This survey looks at the experiences of people who stayed at least one night in hospital as an inpatient.
People were eligible to take part in the survey if they stayed in hospital for at least one night during November 2022 and were aged 16 years or over at the time of their stay.
What we found
Results show that people’s experiences of inpatient care have deteriorated since 2020. The results for the 2022 survey remain generally consistent with 2021 following significant declines for almost all questions in the 2021 survey compared with 2020.
Most respondents reported a positive experience in their interactions with doctors and nurses, such as being included in conversations and having confidence and trust, generally remaining consistent with the previous year, although those receiving clear answers to questions has decreased slightly.
For questions relating to meeting patients’ individual needs, such as getting help to clean themselves, help to eat their meals, enough to drink and their pain being controlled, results are generally unchanged, remaining consistent compared with 2021 while still down from 2020.
Hospital waiting times remain a challenging part of people’s experiences of care. While elective patients are generally positive about their experience of how long they had to wait before being admitted to hospital, more people felt that had to wait too long. Although half of elective patients reported no change to their health while waiting for admission, around four in 10 felt their health worsened.
Interactions with staff
- Most people (72% for doctors and 73% for nurses) said they ‘always’ got answers to their questions they could understand, although this has decreased for both doctors (73% in 2021) and nurses (74% in 2021)
- 81% and 79% of respondents said they ‘always’ had confidence and trust in doctors and nurses respectively, remaining unchanged from 2021
- 82% of respondents felt they were treated with dignity and respect; consistent compared with 2021
Meeting individual needs
- 70% of respondents reported ‘always’ getting help to wash or keep themselves clean
- 75% of respondents said they were ‘always’ offered food that met any dietary needs or requirements they had, which is a small but significant increase from 74% in 2021
- 91% said they got enough to drink during their time in hospital, which is consistent with 2021
Involvement in care

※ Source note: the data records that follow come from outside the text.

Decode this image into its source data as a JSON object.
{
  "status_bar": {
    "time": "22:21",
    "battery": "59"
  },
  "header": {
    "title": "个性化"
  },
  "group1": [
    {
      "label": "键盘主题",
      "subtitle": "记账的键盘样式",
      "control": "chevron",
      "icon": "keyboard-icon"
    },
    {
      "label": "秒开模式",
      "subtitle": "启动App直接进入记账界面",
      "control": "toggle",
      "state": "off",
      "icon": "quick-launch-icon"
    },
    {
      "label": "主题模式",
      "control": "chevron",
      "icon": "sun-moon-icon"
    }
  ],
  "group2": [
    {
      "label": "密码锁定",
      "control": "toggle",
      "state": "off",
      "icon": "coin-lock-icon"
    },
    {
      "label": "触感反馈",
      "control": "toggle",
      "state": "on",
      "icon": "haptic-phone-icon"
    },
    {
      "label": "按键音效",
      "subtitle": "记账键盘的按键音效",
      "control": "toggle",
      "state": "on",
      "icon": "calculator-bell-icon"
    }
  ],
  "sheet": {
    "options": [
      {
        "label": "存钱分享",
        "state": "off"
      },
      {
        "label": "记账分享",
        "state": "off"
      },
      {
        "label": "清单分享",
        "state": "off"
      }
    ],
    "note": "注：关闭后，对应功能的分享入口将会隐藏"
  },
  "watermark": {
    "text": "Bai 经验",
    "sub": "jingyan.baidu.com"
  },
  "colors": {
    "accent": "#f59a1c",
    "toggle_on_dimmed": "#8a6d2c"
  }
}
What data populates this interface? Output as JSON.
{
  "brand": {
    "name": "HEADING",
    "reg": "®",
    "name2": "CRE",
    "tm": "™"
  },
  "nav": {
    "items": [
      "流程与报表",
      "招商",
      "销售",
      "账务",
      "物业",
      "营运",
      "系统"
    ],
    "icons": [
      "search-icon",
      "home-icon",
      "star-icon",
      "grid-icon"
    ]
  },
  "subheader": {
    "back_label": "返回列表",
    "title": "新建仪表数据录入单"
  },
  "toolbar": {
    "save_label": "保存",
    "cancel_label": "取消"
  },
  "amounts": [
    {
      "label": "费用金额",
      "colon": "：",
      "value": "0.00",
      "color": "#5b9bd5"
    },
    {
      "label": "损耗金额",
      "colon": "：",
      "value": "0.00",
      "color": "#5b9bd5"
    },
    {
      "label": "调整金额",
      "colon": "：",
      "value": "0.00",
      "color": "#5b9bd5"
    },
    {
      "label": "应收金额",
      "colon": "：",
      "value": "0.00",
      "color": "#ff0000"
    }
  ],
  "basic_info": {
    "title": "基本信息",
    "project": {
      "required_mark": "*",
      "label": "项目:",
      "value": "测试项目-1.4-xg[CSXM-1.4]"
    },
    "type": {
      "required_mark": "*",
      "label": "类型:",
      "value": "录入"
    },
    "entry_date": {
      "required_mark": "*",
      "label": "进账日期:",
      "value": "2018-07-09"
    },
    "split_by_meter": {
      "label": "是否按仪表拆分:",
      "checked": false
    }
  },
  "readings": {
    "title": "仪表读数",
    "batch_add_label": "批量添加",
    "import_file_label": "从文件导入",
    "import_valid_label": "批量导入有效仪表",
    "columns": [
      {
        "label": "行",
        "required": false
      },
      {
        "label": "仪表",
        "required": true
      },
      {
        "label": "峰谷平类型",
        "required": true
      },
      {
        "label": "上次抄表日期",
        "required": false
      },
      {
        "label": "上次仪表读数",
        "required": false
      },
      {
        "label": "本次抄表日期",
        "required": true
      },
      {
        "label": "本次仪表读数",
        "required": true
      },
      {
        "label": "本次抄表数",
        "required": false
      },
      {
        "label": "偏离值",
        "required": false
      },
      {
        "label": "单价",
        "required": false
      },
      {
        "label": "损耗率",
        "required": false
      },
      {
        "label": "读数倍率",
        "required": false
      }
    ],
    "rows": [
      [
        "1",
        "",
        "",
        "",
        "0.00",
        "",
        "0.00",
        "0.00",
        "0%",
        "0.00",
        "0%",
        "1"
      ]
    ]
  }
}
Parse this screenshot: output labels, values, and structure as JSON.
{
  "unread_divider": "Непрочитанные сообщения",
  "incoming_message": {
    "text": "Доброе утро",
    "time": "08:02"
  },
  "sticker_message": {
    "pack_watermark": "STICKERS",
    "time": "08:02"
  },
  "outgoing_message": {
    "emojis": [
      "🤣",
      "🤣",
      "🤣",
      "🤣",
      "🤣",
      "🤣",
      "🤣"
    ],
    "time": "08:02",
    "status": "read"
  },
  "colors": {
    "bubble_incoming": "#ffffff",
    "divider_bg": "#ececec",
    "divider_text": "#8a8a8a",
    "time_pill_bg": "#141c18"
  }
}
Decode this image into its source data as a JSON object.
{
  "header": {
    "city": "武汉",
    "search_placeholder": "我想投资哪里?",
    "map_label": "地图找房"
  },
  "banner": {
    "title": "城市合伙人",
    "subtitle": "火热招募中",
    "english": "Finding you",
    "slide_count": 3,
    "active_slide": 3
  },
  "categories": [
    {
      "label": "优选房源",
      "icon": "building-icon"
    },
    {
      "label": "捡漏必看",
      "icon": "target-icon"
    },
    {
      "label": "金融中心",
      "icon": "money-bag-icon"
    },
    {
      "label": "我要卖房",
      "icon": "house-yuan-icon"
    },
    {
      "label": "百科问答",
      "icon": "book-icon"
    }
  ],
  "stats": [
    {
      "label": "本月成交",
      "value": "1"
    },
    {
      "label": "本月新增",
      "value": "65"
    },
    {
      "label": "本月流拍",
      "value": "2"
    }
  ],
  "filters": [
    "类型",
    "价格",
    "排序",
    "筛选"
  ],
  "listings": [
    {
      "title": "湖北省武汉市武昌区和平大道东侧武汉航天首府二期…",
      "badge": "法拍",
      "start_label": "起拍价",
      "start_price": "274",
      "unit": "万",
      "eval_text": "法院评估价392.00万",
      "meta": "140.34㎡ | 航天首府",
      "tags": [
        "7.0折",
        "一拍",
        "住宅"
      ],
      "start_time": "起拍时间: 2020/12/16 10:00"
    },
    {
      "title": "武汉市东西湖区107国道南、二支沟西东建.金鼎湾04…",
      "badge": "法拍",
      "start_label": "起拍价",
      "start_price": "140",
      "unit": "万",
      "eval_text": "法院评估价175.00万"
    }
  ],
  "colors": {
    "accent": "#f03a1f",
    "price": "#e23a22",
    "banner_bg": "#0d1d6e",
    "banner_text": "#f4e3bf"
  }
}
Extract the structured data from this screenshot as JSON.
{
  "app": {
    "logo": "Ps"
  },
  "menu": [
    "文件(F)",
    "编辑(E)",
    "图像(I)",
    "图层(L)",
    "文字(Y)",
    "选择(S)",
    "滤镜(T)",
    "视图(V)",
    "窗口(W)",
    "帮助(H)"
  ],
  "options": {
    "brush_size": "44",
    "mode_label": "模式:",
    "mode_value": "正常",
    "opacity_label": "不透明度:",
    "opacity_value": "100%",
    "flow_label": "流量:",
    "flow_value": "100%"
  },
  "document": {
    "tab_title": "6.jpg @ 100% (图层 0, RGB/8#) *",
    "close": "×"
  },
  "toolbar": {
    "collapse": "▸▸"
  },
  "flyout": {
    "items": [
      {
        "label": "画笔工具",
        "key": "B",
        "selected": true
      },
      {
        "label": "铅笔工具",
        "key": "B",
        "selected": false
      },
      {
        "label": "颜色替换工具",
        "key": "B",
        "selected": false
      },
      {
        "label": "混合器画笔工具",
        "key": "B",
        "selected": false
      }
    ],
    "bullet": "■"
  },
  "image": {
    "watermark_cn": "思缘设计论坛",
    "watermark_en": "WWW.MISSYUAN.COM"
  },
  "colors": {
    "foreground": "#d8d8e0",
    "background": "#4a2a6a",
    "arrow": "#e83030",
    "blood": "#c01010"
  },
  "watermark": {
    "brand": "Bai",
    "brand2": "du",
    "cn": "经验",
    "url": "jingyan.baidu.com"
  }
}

- When asked about being included in conversations, 74% said doctors ‘always’ included them and 75% said this for nurses, compared with 73% and 75% respectively in 2021
Key areas for improvement
Waiting times and staffing levels
- 22% of elective patients said they would like to have been admitted ‘a bit sooner’ and 17% ‘a lot sooner’ (compared with 20% and 16% respectively in 2021), while 61% said they ‘did not mind waiting as long as they did’, compared with 65% in 2021
- 41% of elective patients said their health deteriorated while waiting to be admitted to hospital, though 51% said their health remained the same
- 18% of respondents felt they had to wait ‘far too long’ to get to a bed on a ward after admission, which has increased significantly compared to 2021 (15%) and 2020 (8%), representing a 10-percentage point increase over 2 years
- 52% of respondents thought there were ‘always’ enough nurses on duty to care for them in hospital, compared to 55% in 2021 and 62% in 2020
Patient discharge from hospital
- 38% of respondents said they were involved ‘a great deal’ in decisions about their discharge (unchanged from 2021), while 25% said they had little to no involvement (17% said they were ‘not very much’ involved and 8% said they were ‘not at all’ involved)
- 48% of respondents said they were given enough notice about when they were going to leave hospital, compared to 50% in 2021
- 45% of respondents ‘definitely’ knew what would happen next with their care after leaving hospital, remaining consistent with 2021
- 50% of respondents rated their overall experience of inpatient care as a 9 or 10 (where 10 is a very good experience) compared with 52% in 2021. 4% of respondents reported a very poor experience overall with scores of 0 or 1, which remains unchanged since 2021
How experience varies for different groups of people
People admitted for emergency care and those who were considered frail reported poorer than average experiences for all the questions we explored in the survey.
People aged 16 to 50, those who stayed in hospital for two nights or more, and those who reported having Dementia or Alzheimer’s consistently reported poorer experiences of inpatient care.
Respondents with a neurological condition reported poorer experiences for more than half of the questions.
In contrast, older people, people who were in hospital for an elective admission, those who stayed in hospital for only one night, and those considered less frail generally reported better experiences.
Results for NHS trusts
Each trust has been provided with a benchmark report, which provides: detail of the survey methodology, headline results, the trust score for each evaluative question, banding for how a trust score compares with all other trusts. The reports also provide results at hospital site where data is available.
How will results be used?
We will use the results from the survey to build an understanding of the risk and quality of services and those who organise care across an area. Where survey findings provide evidence of a change to the level of risk or quality in a service, provider or system, we use the results alongside other sources of people’s experience data to inform targeted assessment activities.
Trusts, and those who commission services, use the results to identify and make the changes they need to improve the experience of people who use their services.
NHS England and the Department for Health and Social Care
Information collected nationally in a consistent way is essential to support public and Parliamentary accountability. The results are used by NHS England and the Department of Health and Social Care for performance assessment, improvement and regulatory purposes.